Last night while watching the Thanksgiving episode of Gossip Girl, queen of the Upper East Side Blair Waldorf was up to another one of her schemes. In an attempt to prove her mother is pregnant, Blair offers her food and drink pregnant women should avoid: champagne and soft cheeses.

Over Thanksgiving dinner she coyly tempts,

“Mother, here, try some camembert, it’s from Artisanal!”

When her mother refuses, Blair concedes she is pregnant.

Blair’s mother turns out not to be pregnant, and Blair never explains why pregnant women should avoid camembert. Camembert is a soft cheese, traditionally made from unpasteurized cow’s milk (although pasteurized forms exist). Soft cheeses should be avoided during pregnancy as they have been identified as sources of listeria which can cause miscarriage or stillbirth.

Amy has written more about what to avoid during pregnancy, here.

Summer means melons

In my current neck of the woods summer is approaching. I’ve decided only the oldies station will play in my pimpin’ ride, and I’ve been purchasing strawberries and watermelon on every trip to the grocery store. Nothing says summer like fresh melon(s).

But melons have their risk. Cantaloupe, honeydew and watermelon have been linked to outbreaks of Salmonella in the past, and currently the Canadian Food Inspection Agency has issued a health hazard alert for Melon up! brand large seedless watermelons from Mexico.

You can check out a video on how to safely prepare melon, here. Or the FDA guidance for industry document, here.

Green means go, rat means no

Just like in the Beyonce song (and video featuring Lady Gaga – pictured right), photos of a rat in a Toronto eatery were captured “on a video phone.”

Kyle Fisher almost lost his lunch when he saw a rat in a restaurant he frequents.
The Toronto Sun obtained pictures yesterday from a reader of a large rat lounging on tables and chairs of the Famous BBQ Express at 385 Queen St. W.

"I’m shocked. They are really nice people, but I’m not going to eat there anymore."

The Sun took the photos to Toronto Public Health and it immediately arranged for a new inspection of the restaurant, which had a green pass indicating it had received a clean inspection in October.

Jim Chan, food safety manager for public health, said,

"There isn’t a major problem with rats in that area so the problem could be in the restaurant.

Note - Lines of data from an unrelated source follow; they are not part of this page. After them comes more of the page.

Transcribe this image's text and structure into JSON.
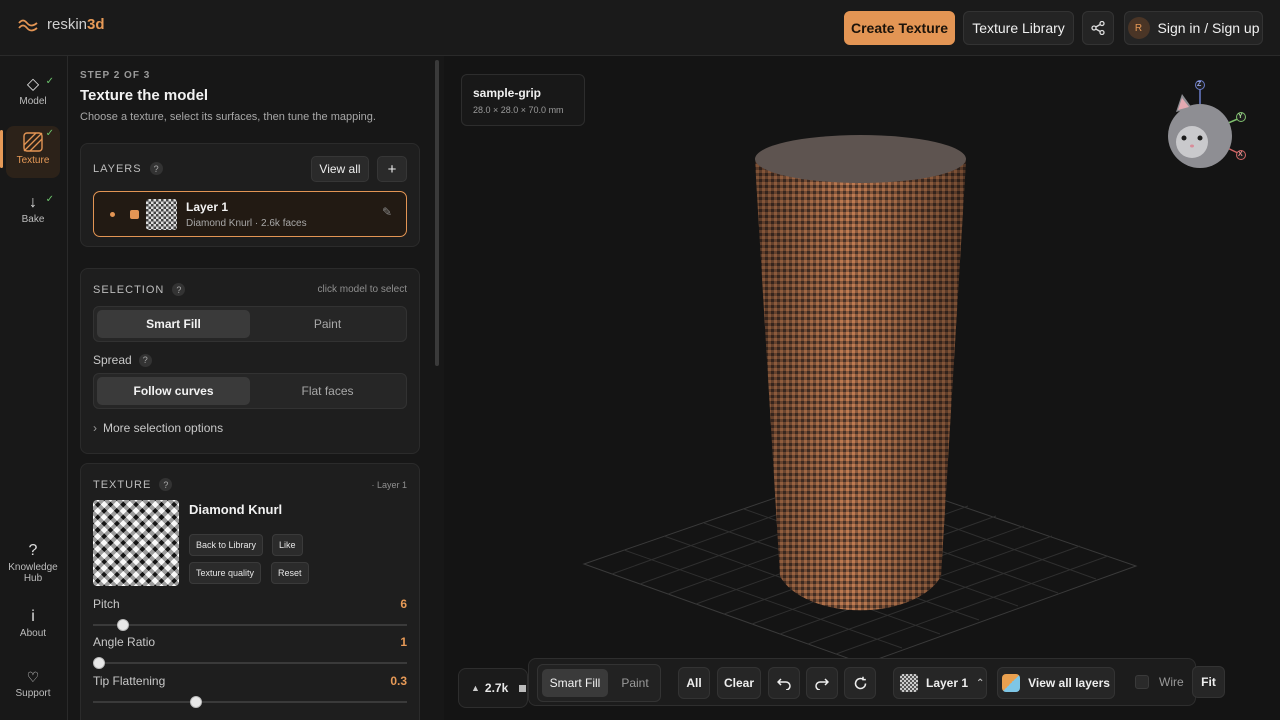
{
  "app": {
    "brand_prefix": "reskin",
    "brand_suffix": "3d"
  },
  "topbar": {
    "create_texture": "Create Texture",
    "texture_library": "Texture Library",
    "share_icon": "share-icon",
    "avatar_initial": "R",
    "sign_in": "Sign in / Sign up"
  },
  "rail": {
    "model": "Model",
    "texture": "Texture",
    "bake": "Bake",
    "knowledge_hub_1": "Knowledge",
    "knowledge_hub_2": "Hub",
    "about": "About",
    "support": "Support"
  },
  "panel": {
    "step": "STEP 2 OF 3",
    "title": "Texture the model",
    "subtitle": "Choose a texture, select its surfaces, then tune the mapping."
  },
  "layers": {
    "heading": "LAYERS",
    "view_all": "View all",
    "add": "+",
    "layer_name": "Layer 1",
    "layer_meta": "Diamond Knurl · 2.6k faces"
  },
  "selection": {
    "heading": "SELECTION",
    "hint": "click model to select",
    "mode_smart": "Smart Fill",
    "mode_paint": "Paint",
    "spread_label": "Spread",
    "spread_follow": "Follow curves",
    "spread_flat": "Flat faces",
    "more": "More selection options"
  },
  "texture": {
    "heading": "TEXTURE",
    "layer_ref": "· Layer 1",
    "name": "Diamond Knurl",
    "back_to_library": "Back to Library",
    "like": "Like",
    "quality": "Texture quality",
    "reset": "Reset",
    "sliders": [
      {
        "label": "Pitch",
        "value": "6",
        "fraction": 0.08
      },
      {
        "label": "Angle Ratio",
        "value": "1",
        "fraction": 0.0
      },
      {
        "label": "Tip Flattening",
        "value": "0.3",
        "fraction": 0.32
      }
    ]
  },
  "viewport": {
    "model_name": "sample-grip",
    "model_dims": "28.0 × 28.0 × 70.0 mm",
    "axis_z": "Z",
    "axis_y": "Y",
    "axis_x": "X",
    "face_count": "2.7k"
  },
  "bottombar": {
    "smart_fill": "Smart Fill",
    "paint": "Paint",
    "all": "All",
    "clear": "Clear",
    "layer": "Layer 1",
    "view_all_layers": "View all layers",
    "wire": "Wire",
    "fit": "Fit"
  },
  "colors": {
    "accent": "#e39554",
    "check": "#6cc46c"
  }
}
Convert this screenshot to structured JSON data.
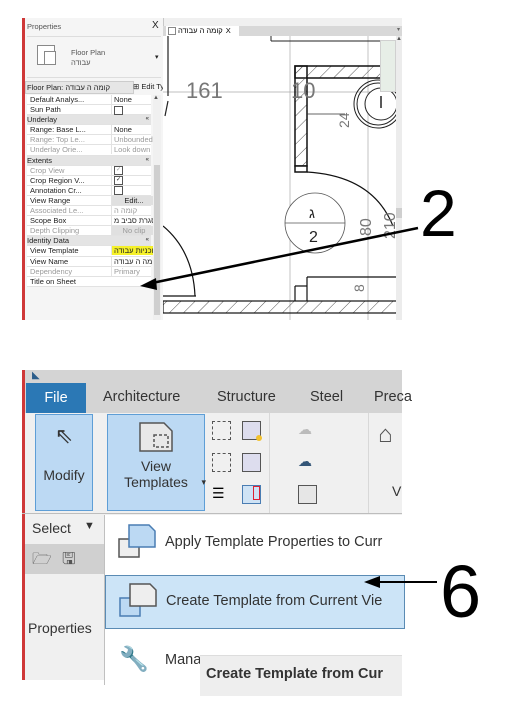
{
  "top_screenshot": {
    "properties_panel": {
      "title": "Properties",
      "close_glyph": "X",
      "type_name_line1": "Floor Plan",
      "type_name_line2": "עבודה",
      "type_selector": "Floor Plan: קומה ה עבודה",
      "edit_type_label": "Edit Type",
      "rows": [
        {
          "type": "prop",
          "key": "Default Analys...",
          "value": "None"
        },
        {
          "type": "prop",
          "key": "Sun Path",
          "value": "checkbox-unchecked"
        },
        {
          "type": "section",
          "key": "Underlay"
        },
        {
          "type": "prop",
          "key": "Range: Base L...",
          "value": "None"
        },
        {
          "type": "prop",
          "key": "Range: Top Le...",
          "value": "Unbounded",
          "dim": true
        },
        {
          "type": "prop",
          "key": "Underlay Orie...",
          "value": "Look down",
          "dim": true
        },
        {
          "type": "section",
          "key": "Extents"
        },
        {
          "type": "prop",
          "key": "Crop View",
          "value": "checkbox-checked",
          "dim": true
        },
        {
          "type": "prop",
          "key": "Crop Region V...",
          "value": "checkbox-checked"
        },
        {
          "type": "prop",
          "key": "Annotation Cr...",
          "value": "checkbox-unchecked"
        },
        {
          "type": "prop",
          "key": "View Range",
          "value": "Edit..."
        },
        {
          "type": "prop",
          "key": "Associated Le...",
          "value": "קומה ה",
          "dim": true
        },
        {
          "type": "prop",
          "key": "Scope Box",
          "value": "מסגרת סביב מ..."
        },
        {
          "type": "prop",
          "key": "Depth Clipping",
          "value": "No clip",
          "dim": true
        },
        {
          "type": "section",
          "key": "Identity Data"
        },
        {
          "type": "prop",
          "key": "View Template",
          "value": "תוכניות עבודה",
          "highlight": true
        },
        {
          "type": "prop",
          "key": "View Name",
          "value": "קומה ה עבודה"
        },
        {
          "type": "prop",
          "key": "Dependency",
          "value": "Primary",
          "dim": true
        },
        {
          "type": "prop",
          "key": "Title on Sheet",
          "value": ""
        }
      ]
    },
    "view_tab": {
      "label": "קומה ה עבודה",
      "close_glyph": "X"
    },
    "drawing": {
      "dim_161": "161",
      "dim_10": "10",
      "dim_24": "24",
      "door_tag_top": "ג",
      "door_tag_bottom": "2",
      "dim_80": "80",
      "dim_210": "210",
      "dim_8": "8"
    },
    "callout_number": "2"
  },
  "bottom_screenshot": {
    "ribbon_tabs": [
      "File",
      "Architecture",
      "Structure",
      "Steel",
      "Preca"
    ],
    "modify_label": "Modify",
    "view_templates_line1": "View",
    "view_templates_line2": "Templates",
    "select_label": "Select",
    "properties_label": "Properties",
    "partial_button_label": "V",
    "dropdown_items": [
      {
        "label": "Apply Template Properties to Curr"
      },
      {
        "label": "Create Template from Current Vie",
        "active": true
      },
      {
        "label": "Mana"
      }
    ],
    "tooltip_text": "Create Template from Cur",
    "callout_number": "6",
    "colors": {
      "file_tab": "#2b78b5",
      "highlight_blue": "#cce4f7",
      "active_button": "#bcd9f3"
    }
  }
}
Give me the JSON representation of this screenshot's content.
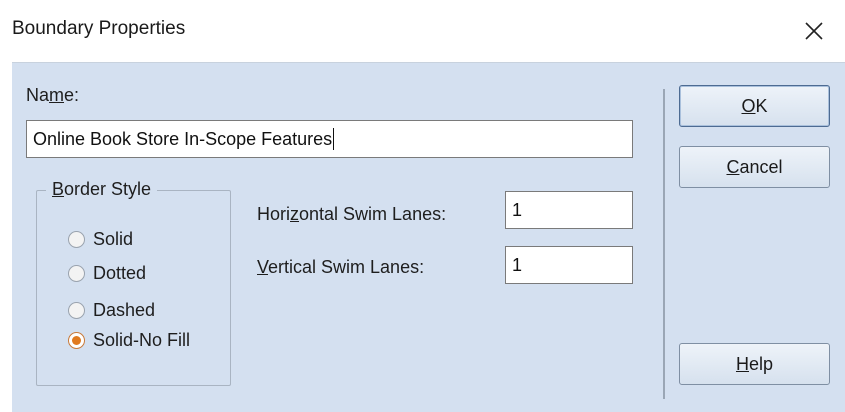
{
  "window": {
    "title": "Boundary Properties"
  },
  "name_field": {
    "label_pre": "Na",
    "label_mnemonic": "m",
    "label_post": "e:",
    "value": "Online Book Store In-Scope Features"
  },
  "border_style": {
    "legend_mnemonic": "B",
    "legend_rest": "order Style",
    "options": [
      {
        "label": "Solid",
        "checked": false
      },
      {
        "label": "Dotted",
        "checked": false
      },
      {
        "label": "Dashed",
        "checked": false
      },
      {
        "label": "Solid-No Fill",
        "checked": true
      }
    ]
  },
  "horizontal_lanes": {
    "label_pre": "Hori",
    "label_mnemonic": "z",
    "label_post": "ontal Swim Lanes:",
    "value": "1"
  },
  "vertical_lanes": {
    "label_mnemonic": "V",
    "label_post": "ertical Swim Lanes:",
    "value": "1"
  },
  "buttons": {
    "ok": {
      "mnemonic": "O",
      "rest": "K"
    },
    "cancel": {
      "mnemonic": "C",
      "rest": "ancel"
    },
    "help": {
      "mnemonic": "H",
      "rest": "elp"
    }
  },
  "colors": {
    "dialog_bg": "#d4e0f0",
    "radio_selected": "#e07a1f"
  }
}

It’s not normal for a rat to be sitting on a chair being looked at."

Adam Wang, the manager of Famous BBQ Express, says he has an exterminator come in every month but could provide receipts for only 2008.

Wang explained,

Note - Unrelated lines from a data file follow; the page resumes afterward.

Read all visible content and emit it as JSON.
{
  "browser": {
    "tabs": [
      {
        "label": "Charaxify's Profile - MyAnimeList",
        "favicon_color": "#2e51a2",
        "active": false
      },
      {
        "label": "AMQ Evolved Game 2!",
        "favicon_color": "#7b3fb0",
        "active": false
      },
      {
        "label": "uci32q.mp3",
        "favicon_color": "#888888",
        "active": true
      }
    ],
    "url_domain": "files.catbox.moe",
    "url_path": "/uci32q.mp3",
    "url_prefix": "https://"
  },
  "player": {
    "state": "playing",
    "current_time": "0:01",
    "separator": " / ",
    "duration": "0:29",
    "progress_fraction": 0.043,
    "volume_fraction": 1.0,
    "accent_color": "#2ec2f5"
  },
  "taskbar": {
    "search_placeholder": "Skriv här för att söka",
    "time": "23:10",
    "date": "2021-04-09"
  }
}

"The building is old and I try to do my best. There is an old building being torn down behind us and I think that is where they come from. I feel really bad about it. It could ruin my business in this economy."

The restaurant will remain closed until tomorrow and will have exterminators come in.

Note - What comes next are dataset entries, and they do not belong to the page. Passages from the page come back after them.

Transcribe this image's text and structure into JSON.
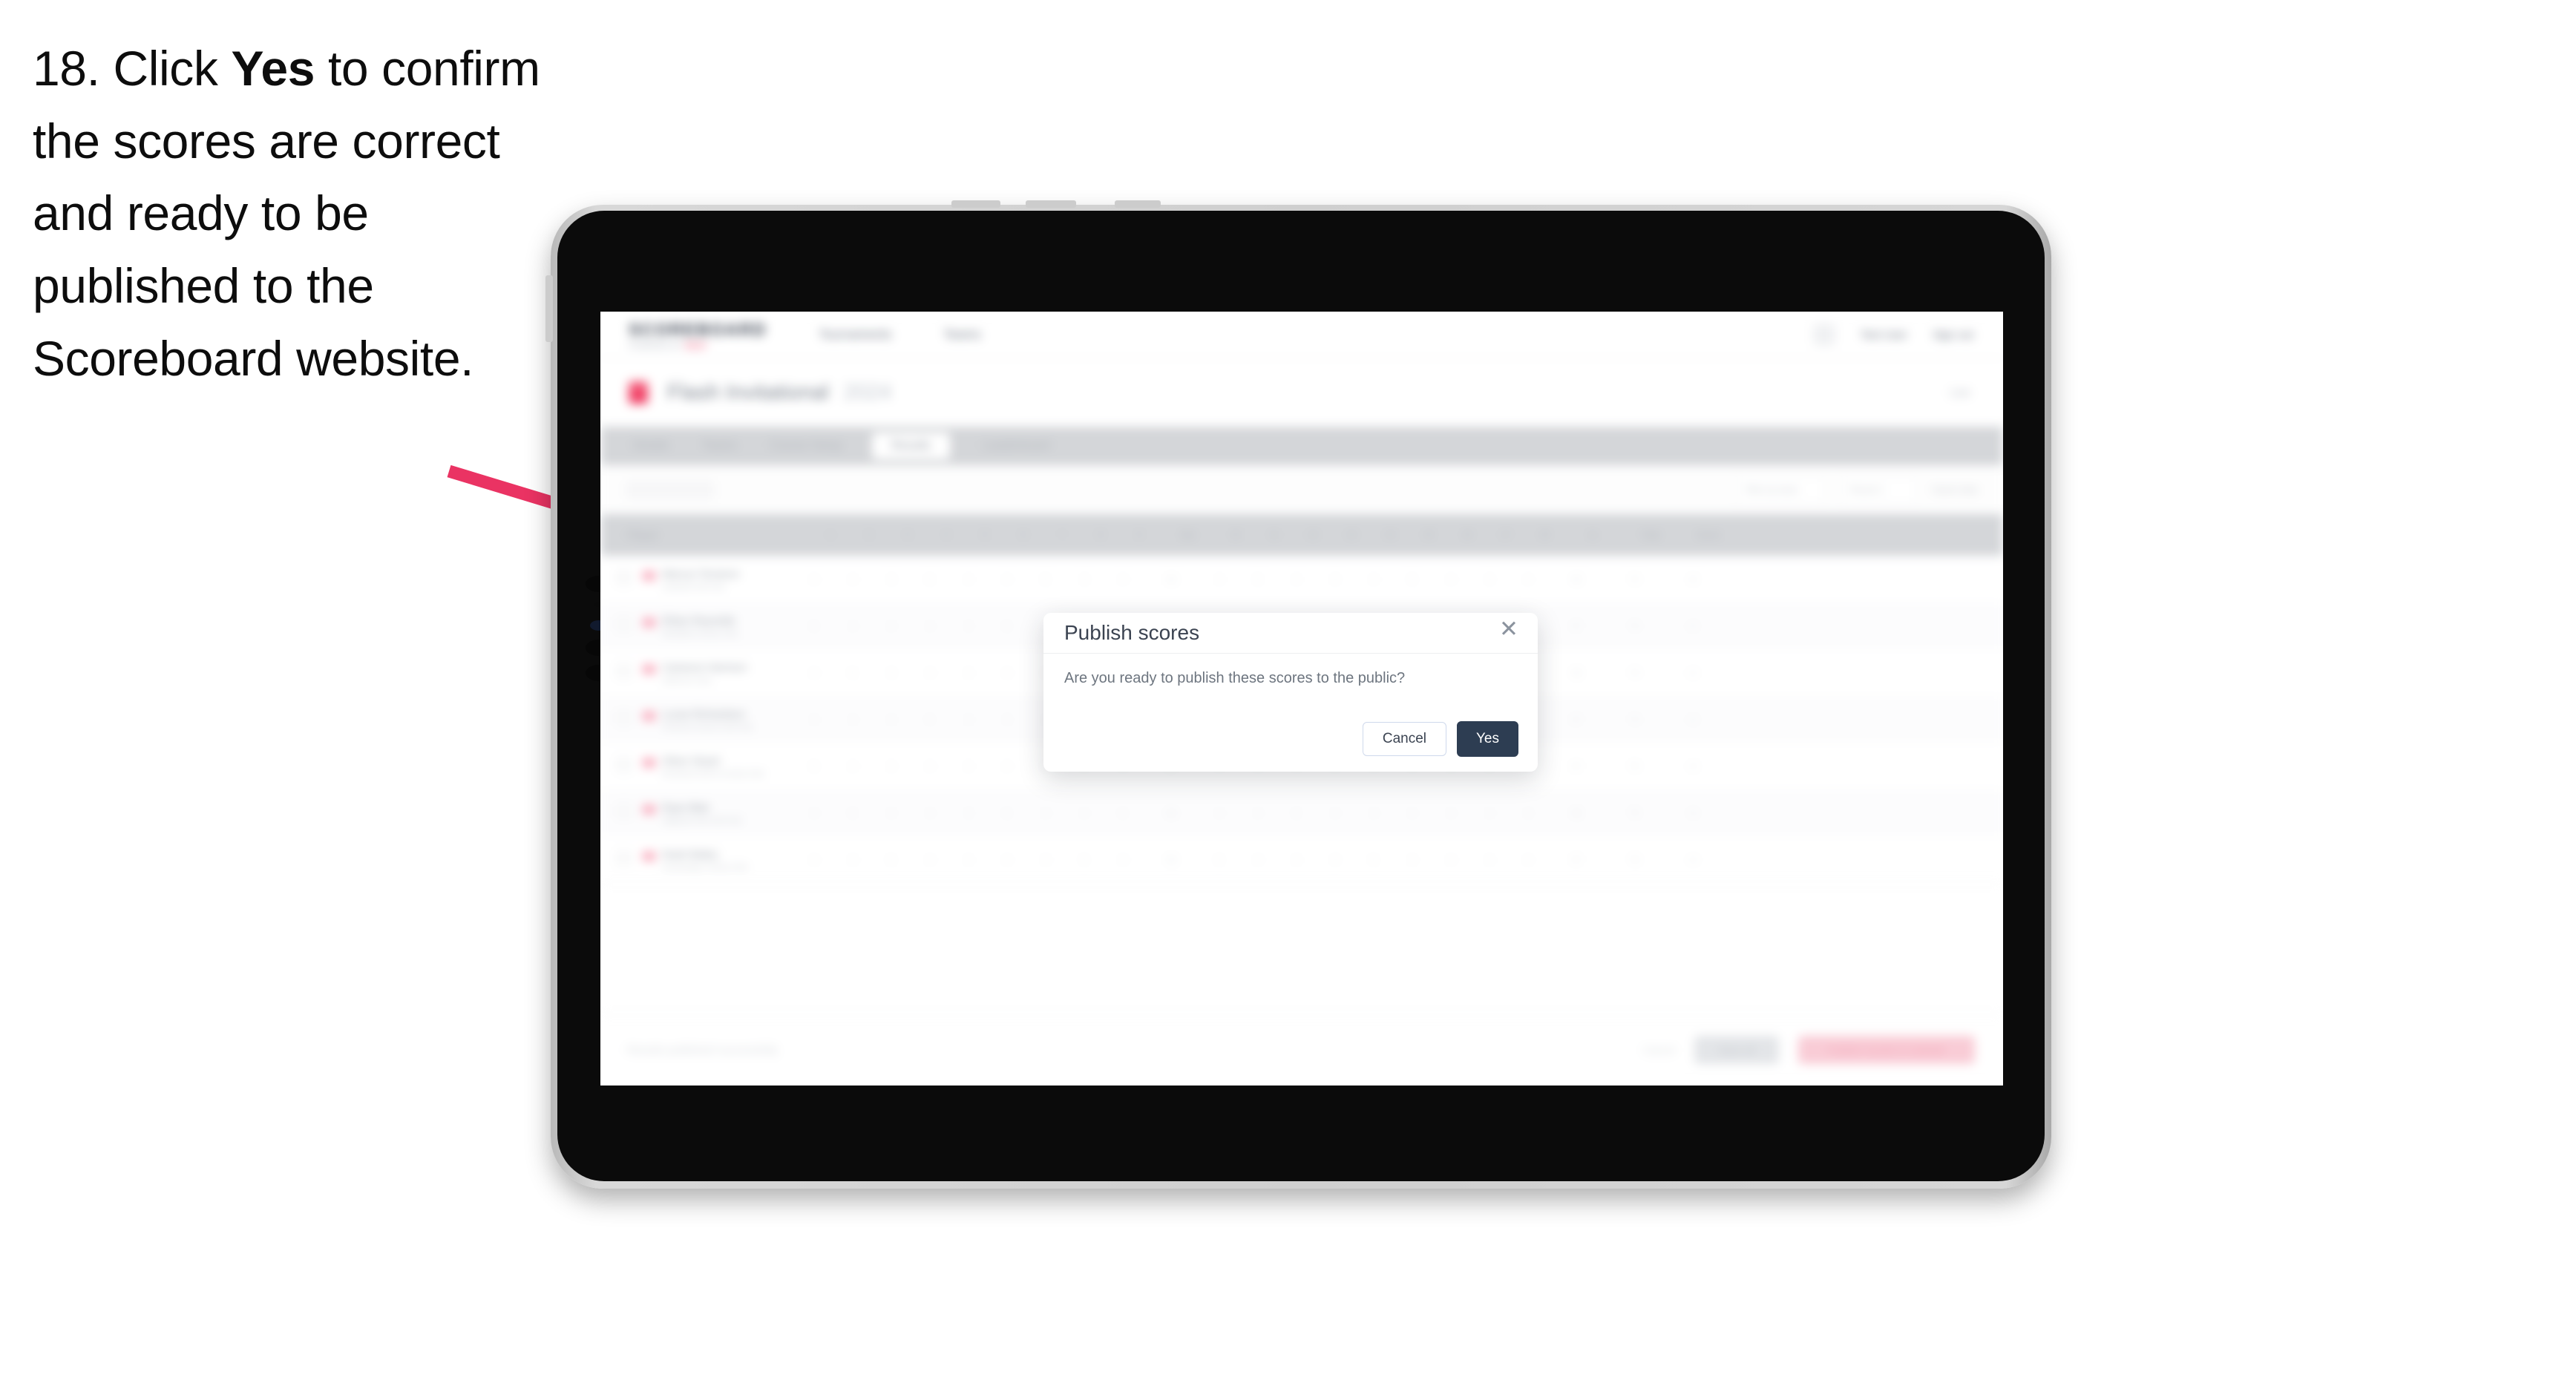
{
  "instruction": {
    "step_number": "18.",
    "text_before": " Click ",
    "bold_word": "Yes",
    "text_after": " to confirm the scores are correct and ready to be published to the Scoreboard website."
  },
  "colors": {
    "arrow": "#EA3363",
    "primary_button": "#2D3D52",
    "brand_accent": "#EE3B63"
  },
  "modal": {
    "title": "Publish scores",
    "close_icon": "close-icon",
    "body": "Are you ready to publish these scores to the public?",
    "cancel_label": "Cancel",
    "confirm_label": "Yes"
  },
  "app": {
    "header": {
      "logo": "SCOREBOARD",
      "sub_text": "POWERED BY",
      "sub_accent": "GOLF",
      "nav": [
        "Tournaments",
        "Teams"
      ],
      "account_icon": "user-avatar-icon",
      "account_label": "Test User",
      "signout_label": "Sign out"
    },
    "title_band": {
      "flag_icon": "country-flag-icon",
      "title": "Flash Invitational",
      "year": "2024",
      "status": "Live"
    },
    "tabs": [
      {
        "label": "Details",
        "active": false
      },
      {
        "label": "Teams",
        "active": false
      },
      {
        "label": "Course Setup",
        "active": false
      },
      {
        "label": "Results",
        "active": true
      },
      {
        "label": "Leaderboard",
        "active": false
      }
    ],
    "filters": {
      "search_placeholder": "Search",
      "dropdown_1": "Filter by team",
      "dropdown_2": "Round 1",
      "export_label": "Export data",
      "settings_icon": "gear-icon"
    },
    "table": {
      "headers": [
        "Player",
        "1",
        "2",
        "3",
        "4",
        "5",
        "6",
        "7",
        "8",
        "9",
        "Out",
        "10",
        "11",
        "12",
        "13",
        "14",
        "15",
        "16",
        "17",
        "18",
        "In",
        "Total",
        "Score"
      ],
      "rows": [
        {
          "name": "Marcus Torrance",
          "club": "Lakeside Golf Club",
          "scores": [
            "4",
            "4",
            "3",
            "5",
            "4",
            "4",
            "5",
            "3",
            "4",
            "36",
            "4",
            "5",
            "4",
            "3",
            "4",
            "5",
            "4",
            "3",
            "4",
            "36",
            "72",
            "+0"
          ]
        },
        {
          "name": "Ethan Reynolds",
          "club": "Westfield Country Club",
          "scores": [
            "5",
            "4",
            "4",
            "4",
            "3",
            "5",
            "4",
            "4",
            "4",
            "37",
            "4",
            "4",
            "5",
            "4",
            "3",
            "4",
            "5",
            "4",
            "4",
            "37",
            "74",
            "+2"
          ]
        },
        {
          "name": "Cameron Harrison",
          "club": "Oakmont Links",
          "scores": [
            "4",
            "5",
            "3",
            "4",
            "4",
            "4",
            "5",
            "4",
            "3",
            "36",
            "5",
            "4",
            "4",
            "4",
            "4",
            "3",
            "5",
            "4",
            "5",
            "38",
            "74",
            "+2"
          ]
        },
        {
          "name": "Lucas Richardson",
          "club": "Pinehurst Greens Golf Club",
          "scores": [
            "4",
            "4",
            "4",
            "5",
            "4",
            "3",
            "4",
            "5",
            "4",
            "37",
            "4",
            "5",
            "3",
            "4",
            "5",
            "4",
            "4",
            "4",
            "4",
            "37",
            "74",
            "+2"
          ]
        },
        {
          "name": "Oliver Stuart",
          "club": "Riverbend Golf & Country Club",
          "scores": [
            "5",
            "4",
            "4",
            "4",
            "4",
            "4",
            "5",
            "3",
            "4",
            "37",
            "4",
            "4",
            "4",
            "5",
            "4",
            "4",
            "3",
            "5",
            "4",
            "37",
            "75",
            "+3"
          ]
        },
        {
          "name": "Ryan Blair",
          "club": "Highland Park Golf Club",
          "scores": [
            "4",
            "5",
            "4",
            "4",
            "3",
            "5",
            "4",
            "4",
            "5",
            "38",
            "4",
            "4",
            "5",
            "4",
            "4",
            "4",
            "4",
            "4",
            "3",
            "36",
            "75",
            "+3"
          ]
        },
        {
          "name": "Noah Bailey",
          "club": "Stonebridge Country Club",
          "scores": [
            "4",
            "4",
            "5",
            "4",
            "4",
            "4",
            "4",
            "5",
            "4",
            "38",
            "5",
            "4",
            "4",
            "3",
            "5",
            "4",
            "4",
            "4",
            "4",
            "37",
            "76",
            "+4"
          ]
        }
      ]
    },
    "footer": {
      "note": "Results published successfully",
      "cancel_label": "Cancel",
      "save_label": "Save all",
      "publish_label": "Publish results to website"
    }
  }
}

This year seven restaurants have been closed because of rats. In October, 2008, rats were seen licking themselves and frolicking in the window of the Happy Seven Restaurant on Spadina Ave. and the images were shown on TV.

After seeing the broadcast, public health slapped a red closure sign on the door.

Grimy grub at Texas restaurant

Having never been to Texas, much of what I picture when I think of the state comes from creepy child pageant shows where mothers dress their daughters in outrageous outfits and coat them in self-tan. I should probably visit Texas just to dispel these odd visions.

When and if I do visit, I won’t be dining at La Cocina De Susana in San Antonia. According to, the Mexican-style restaurant has had three follow up inspections and multiple violations this year.

During a recent inspection, the health inspector found employees using grocery and black trash bags to store food. There was also no soap or towels at any sink in the restaurant for employees or customers to clean their hands.

All the violations added up to 48 demerits. Anything higher than 30 is considered a poor score.

Nearly eight months ago, the restaurant received 58 demerits on an inspection. Back then, evidence of roaches and rodents was found and the restaurant shut down to clean things up.

No one would speak with us on camera, but an employee did tell us they are continuing to work on all the problems.